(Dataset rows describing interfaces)
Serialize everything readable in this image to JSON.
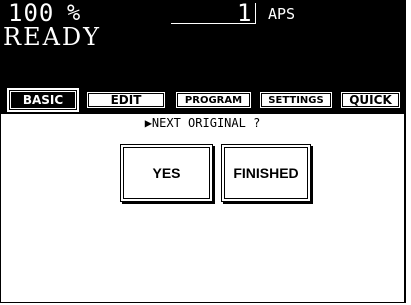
{
  "header": {
    "zoom_value": "100",
    "zoom_unit": "%",
    "copy_count": "1",
    "paper_mode": "APS",
    "status": "READY"
  },
  "tabs": [
    {
      "label": "BASIC",
      "active": true
    },
    {
      "label": "EDIT",
      "active": false
    },
    {
      "label": "PROGRAM",
      "active": false
    },
    {
      "label": "SETTINGS",
      "active": false
    },
    {
      "label": "QUICK",
      "active": false
    }
  ],
  "main": {
    "prompt": "▶NEXT ORIGINAL ?",
    "yes_label": "YES",
    "finished_label": "FINISHED"
  }
}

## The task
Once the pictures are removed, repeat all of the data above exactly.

## Answer to this exercise
Serialize everything readable in this image to JSON.
{
  "header": {
    "zoom_value": "100",
    "zoom_unit": "%",
    "copy_count": "1",
    "paper_mode": "APS",
    "status": "READY"
  },
  "tabs": [
    {
      "label": "BASIC",
      "active": true
    },
    {
      "label": "EDIT",
      "active": false
    },
    {
      "label": "PROGRAM",
      "active": false
    },
    {
      "label": "SETTINGS",
      "active": false
    },
    {
      "label": "QUICK",
      "active": false
    }
  ],
  "main": {
    "prompt": "▶NEXT ORIGINAL ?",
    "yes_label": "YES",
    "finished_label": "FINISHED"
  }
}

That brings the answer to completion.